exercise new year_600x600_dollarphotoclub_73123624If you made a promise to exercise more starting on the first of the year, three months have now passed. If you enthusiastically invested in the latest and greatest home fitness equipment or a membership at the nearest gym, how many hours have you logged in so far?

If you’ve had trouble sticking with your exercise regimen because it’s become too hard, too boring or just too _____ (you fill in the blank), here’s a New Year’s Resolution ‘addendum’ that may help.    Continue reading “How’s Your New Year’s Resolution Working for You?”

10 Ways to Lose Weight Without Sweating

If you’re trying to lose weight, join 69% of American men and women over the age of 20 who are also overweight or obese.
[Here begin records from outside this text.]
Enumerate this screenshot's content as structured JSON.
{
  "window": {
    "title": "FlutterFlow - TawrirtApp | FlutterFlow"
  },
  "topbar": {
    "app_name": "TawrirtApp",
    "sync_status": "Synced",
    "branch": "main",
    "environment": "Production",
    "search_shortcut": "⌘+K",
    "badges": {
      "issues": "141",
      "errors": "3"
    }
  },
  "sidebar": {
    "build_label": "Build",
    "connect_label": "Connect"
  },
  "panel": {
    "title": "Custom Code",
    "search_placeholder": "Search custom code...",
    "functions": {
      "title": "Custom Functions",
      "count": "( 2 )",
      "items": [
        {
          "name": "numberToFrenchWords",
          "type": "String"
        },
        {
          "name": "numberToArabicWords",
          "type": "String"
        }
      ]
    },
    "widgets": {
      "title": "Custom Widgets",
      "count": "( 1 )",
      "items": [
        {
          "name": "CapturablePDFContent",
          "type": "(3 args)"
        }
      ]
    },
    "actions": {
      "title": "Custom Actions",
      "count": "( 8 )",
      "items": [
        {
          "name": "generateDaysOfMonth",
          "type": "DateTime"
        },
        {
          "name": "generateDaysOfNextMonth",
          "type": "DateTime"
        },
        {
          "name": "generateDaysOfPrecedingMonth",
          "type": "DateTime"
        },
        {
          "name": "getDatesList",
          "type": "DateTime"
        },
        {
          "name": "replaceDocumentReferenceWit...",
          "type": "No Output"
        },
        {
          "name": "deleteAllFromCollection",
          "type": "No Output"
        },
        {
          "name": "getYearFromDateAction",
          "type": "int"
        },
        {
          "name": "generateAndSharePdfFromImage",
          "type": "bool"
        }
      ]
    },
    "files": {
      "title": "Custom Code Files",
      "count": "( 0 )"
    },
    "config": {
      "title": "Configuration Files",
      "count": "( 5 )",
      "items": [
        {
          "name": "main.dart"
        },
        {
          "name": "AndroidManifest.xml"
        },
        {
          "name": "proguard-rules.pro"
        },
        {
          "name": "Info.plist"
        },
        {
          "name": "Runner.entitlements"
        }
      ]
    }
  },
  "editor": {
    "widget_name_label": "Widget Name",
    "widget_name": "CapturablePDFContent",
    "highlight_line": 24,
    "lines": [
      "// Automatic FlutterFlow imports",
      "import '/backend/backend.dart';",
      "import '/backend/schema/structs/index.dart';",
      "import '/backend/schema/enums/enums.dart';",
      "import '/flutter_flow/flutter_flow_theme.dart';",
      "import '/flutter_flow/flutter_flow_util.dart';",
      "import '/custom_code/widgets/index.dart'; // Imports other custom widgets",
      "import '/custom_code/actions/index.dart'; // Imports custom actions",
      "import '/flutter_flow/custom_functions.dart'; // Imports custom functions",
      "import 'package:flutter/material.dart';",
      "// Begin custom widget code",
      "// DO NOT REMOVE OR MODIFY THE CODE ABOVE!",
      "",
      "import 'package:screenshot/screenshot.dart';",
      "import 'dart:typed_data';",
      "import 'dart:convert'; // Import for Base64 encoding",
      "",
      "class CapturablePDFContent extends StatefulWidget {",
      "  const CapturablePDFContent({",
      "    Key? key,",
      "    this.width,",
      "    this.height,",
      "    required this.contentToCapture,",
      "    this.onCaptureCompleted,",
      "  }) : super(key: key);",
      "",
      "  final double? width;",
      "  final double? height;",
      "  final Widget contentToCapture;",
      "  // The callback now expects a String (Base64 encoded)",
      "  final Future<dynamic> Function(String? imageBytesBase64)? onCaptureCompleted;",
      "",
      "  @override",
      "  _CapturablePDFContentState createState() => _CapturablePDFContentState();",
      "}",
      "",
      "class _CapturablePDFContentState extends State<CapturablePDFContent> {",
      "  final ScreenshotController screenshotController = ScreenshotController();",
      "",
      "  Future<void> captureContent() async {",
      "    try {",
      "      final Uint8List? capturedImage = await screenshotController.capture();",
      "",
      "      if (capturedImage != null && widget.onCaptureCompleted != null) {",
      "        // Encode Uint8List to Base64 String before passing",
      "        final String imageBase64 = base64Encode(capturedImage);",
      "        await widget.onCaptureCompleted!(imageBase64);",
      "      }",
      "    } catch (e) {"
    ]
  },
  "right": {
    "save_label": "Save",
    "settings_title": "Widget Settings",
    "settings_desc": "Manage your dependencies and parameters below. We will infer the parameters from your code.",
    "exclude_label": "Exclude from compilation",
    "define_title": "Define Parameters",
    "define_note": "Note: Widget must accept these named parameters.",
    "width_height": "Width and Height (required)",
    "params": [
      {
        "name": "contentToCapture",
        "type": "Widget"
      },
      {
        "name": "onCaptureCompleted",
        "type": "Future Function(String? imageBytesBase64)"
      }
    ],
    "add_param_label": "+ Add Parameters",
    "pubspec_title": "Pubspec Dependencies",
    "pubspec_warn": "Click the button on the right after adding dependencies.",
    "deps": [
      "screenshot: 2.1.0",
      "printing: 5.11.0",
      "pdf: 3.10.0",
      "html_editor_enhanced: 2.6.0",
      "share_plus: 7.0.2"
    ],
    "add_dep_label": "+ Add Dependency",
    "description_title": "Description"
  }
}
Don’t fret. Here are 10 things you can do that’ll shed some pounds AND don’t involve walking on a treadmill, riding a bike, or running around the block.

Of these 10 things, how many do you do now? DO YOU…

☐ Stop eating when distracted by the TV, computer, phone, or a magazine/book?eating at work_dollarphotoclub_51568892_600x469


☐ Eat on a smaller plate? Do you eat on a 9″ dish versus an 11-12″ hungry man dinner plate?

Use smaller utensils or chopsticks and take smaller bites of food?

☐ Always sit down to eat?   

Chew slowly and steadily? Do you chew until your food has lost all of its texture or is liquefied?

☐ Finish chewing and swallowing completely before taking another bite of food?     Continue reading “10 Ways to Lose Weight Without Sweating”